If you know me or have been reading this blog for any time at all, you probably are aware that I’m a bit color-obsessed.

I love how color changes with its environment and lighting.  Few things give me as much pleasure as the impact of a fresh coat of paint going onto a surface.

It’s spring now, and my mind goes naturally to paint color and it’s rather mysterious selection process.  Here are two amazing paint manufacturers and a really cool tool to help you choose.

1.  Donald Kaufman Color.   I’ve seen plenty of references to Donald Kaufman Color paints over the years – along with their uber-serious names like DKC-33.  (Honestly, no one names paints like Farrow & Ball: Mouseback, Arsenic, Down Pipe – they’re all so evocative.  But I digress . . .)   But in browsing through an old copy of Elle Decor (one of my favorite magazines), I found an article on the company and the man behind it.

His color palette is disctinctive, and I just love the artistic way he presents it on his website:

Paint color selection, Donald Kaufman Color

Donald Kaufman Color palette – a work of art itself.

If you go to Donald Kaufman Color website you can run your cursor over this image and the colors’ names will come up on your screen.  I just love how this color palette is a piece of art itself.

Kaufman was an art professor at UC Berkeley, painting houses on the side, when he began to develop a reputation as an extraordinary color guru. He consulted and in 1990 began his company, actually manufacturing the paint he’d been custom tinting for others for years.

The Donald Kaufman Color collection is thoughtfully edited so that no matter which color you select, it will look fabulous on your walls, and mesh nicely with any other color in the collection.

Donald Kaufman Color paints

I love the artistic mess you can see through the clear containers of paint.


2.  Sherwin Williams’ Snap It tool.

It’s the coolest thing ever for a color junky.  Download the tool and it’ll place an icon on your bookmark tabs.  You’ve got to log in to use the app, and you’ll have to copy the URL of the image you want into the app to make it work.  It’s fabulous if you have a favorite blog or Pinterest group – you can just keep copying that URL into the app, ‘snap’ on the image you love and Boom! your paint color palette appears.  It’s not perfect, but it is kinda addictive . . .

Sherwin-Williams Snap It paint color selection tool

Sherwin-Williams’ Snap It tool lets you find colors in your favorite photographs

On this one I even tried the “edit colors” button.  Again, not perfect, but oh-so-much-fun.

3.  Farrow & Ball paint.

When it comes right down to it, I just love Farrow & Ball (available locally from Patrick Street Interiors, with a sampling available here at Chartreuse & co).  When you go to a Farrow & Ball retailer, you’ll find shelves of mixed paint.  You don’t get a big can of white paint which then has so many drops or dribbles of pigment added and then shaken oh-so-vigorously to mix.  Farrow & Ball is mixed in huge vats in the UK, contains at least 30% pigment in each can, and is packaged and shipped with an unsurpassed level of consistency.  You open the unshaken can to find exactly that perfect color, calmly waiting within.  When I paint, I use Farrow & Ball.

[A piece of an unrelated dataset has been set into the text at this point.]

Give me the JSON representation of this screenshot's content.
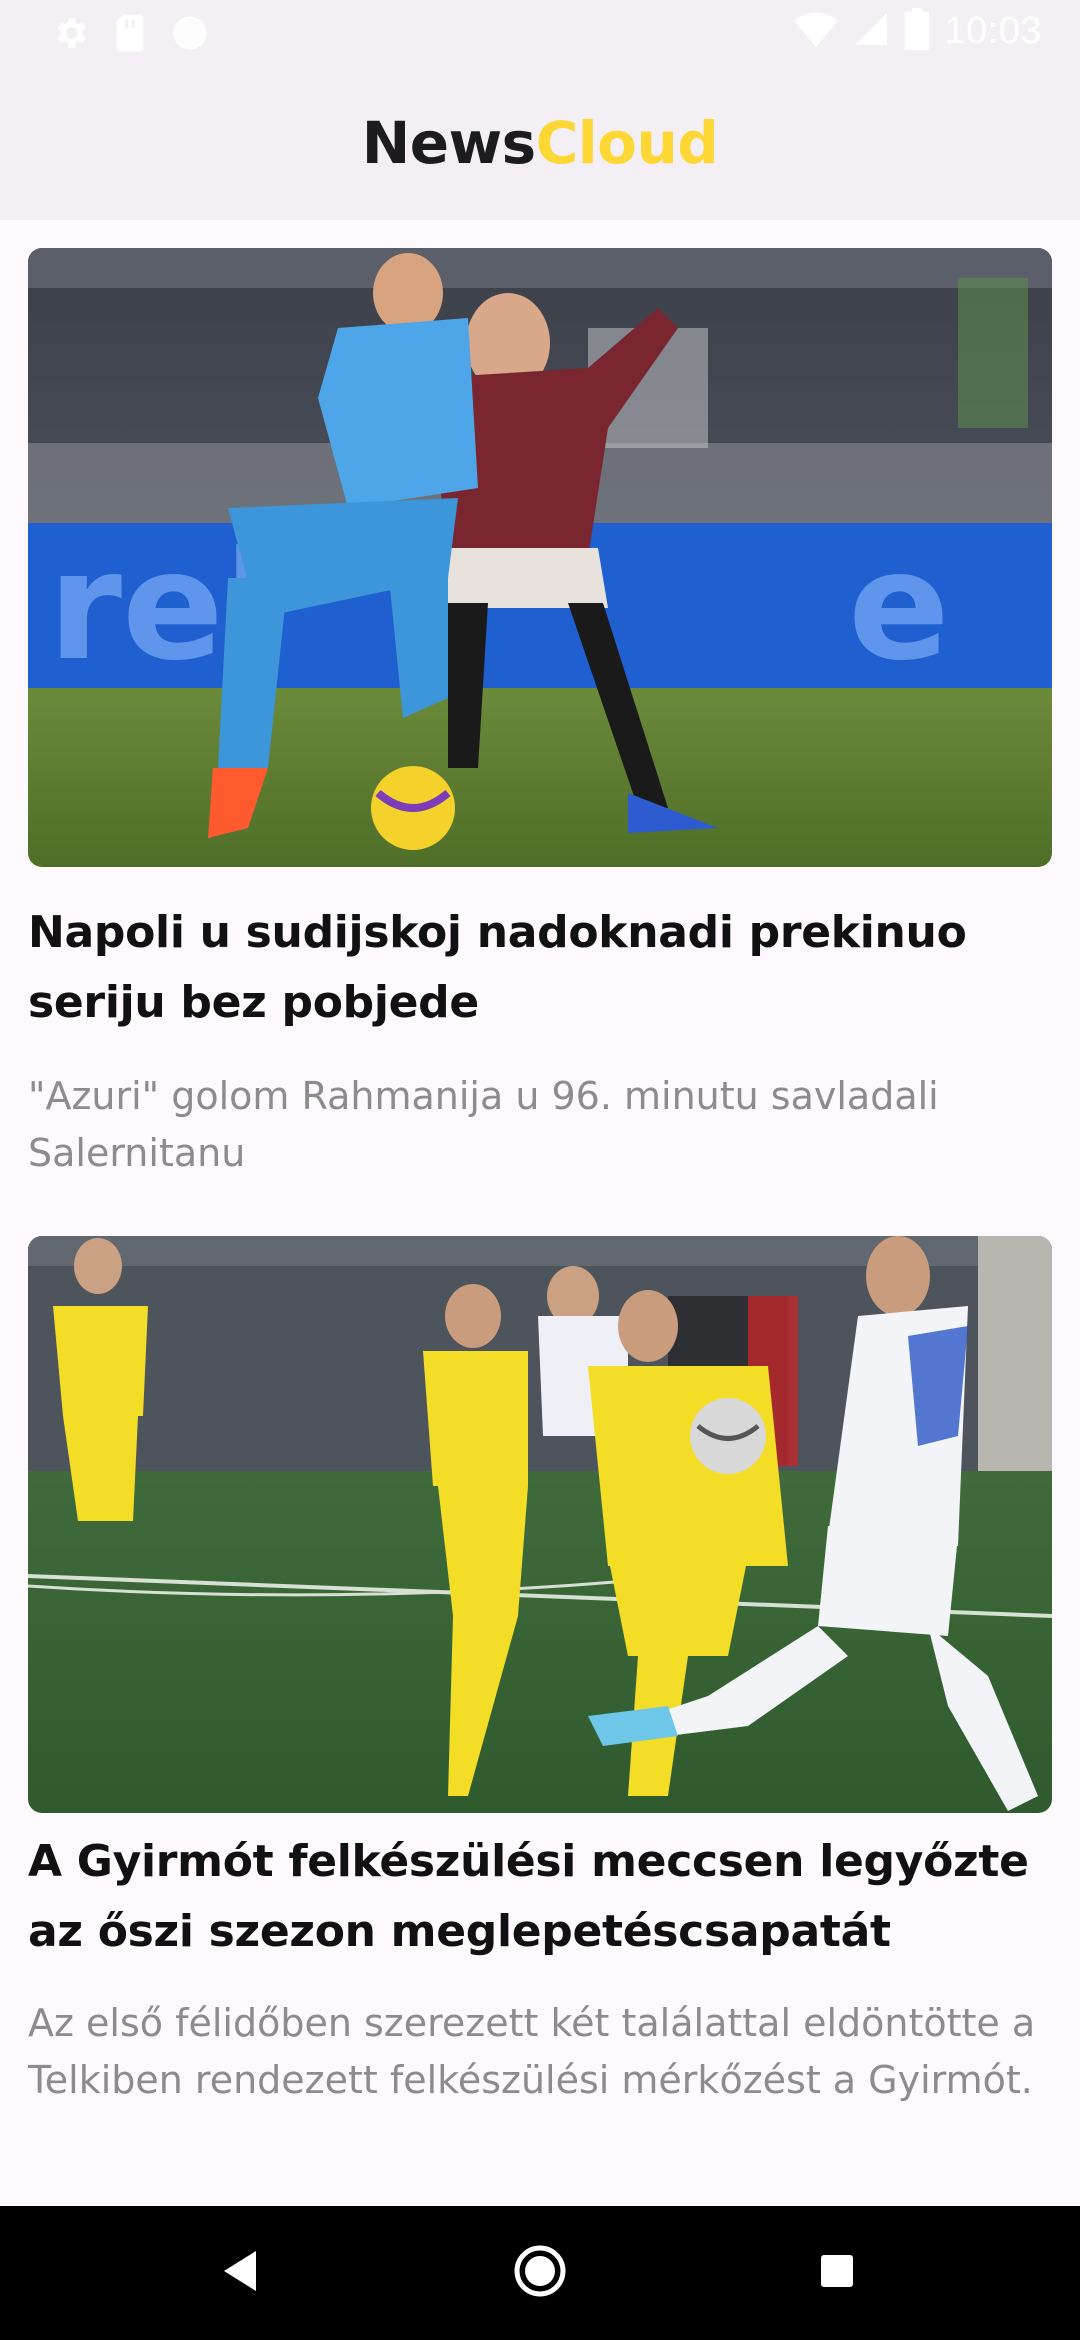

In fact, we’ve been working on my daughter’s apartment this week (Mizzle in gloss for her bathroom, Pavilion Grey for her new cabinets in the kitchen)

Farrow & Ball's Mizzle on the walls

Farrow & Ball’s website gives colors, suggested complementary colors, and photos of them in use. You can purchase the paint online as well.

Farrow & Ball pavilion grey

Farrow & Ball’s Pavilion Grey on the walls of the kitchen

Yes, both of these paints are expensive.  But consider this:  cheaper paint lasts half as long and lacks the color integrity you get with premium paint.  In Sasha’s small apartment, it’s a full day job getting the painting done.  The difference in paint cost is about $70 – for the whole project.  It’s a bargain when you know you’ll be come up with exactly the right color and finish after all that work.  And if you’re paying a painter, the difference as a percentage of the cost of the job is negligible.

So there are my painting tips for the spring.  Our next project here on the farm is getting the house and barns painted.  HUGE undertaking, which will probably take us all summer.  But it’ll be beautiful when we’re finished.  (We’ll be using Farrow & Ball’s Railings as trim and a grey stain on the walls to maintain some of the weathered look.)

Thanks for reading,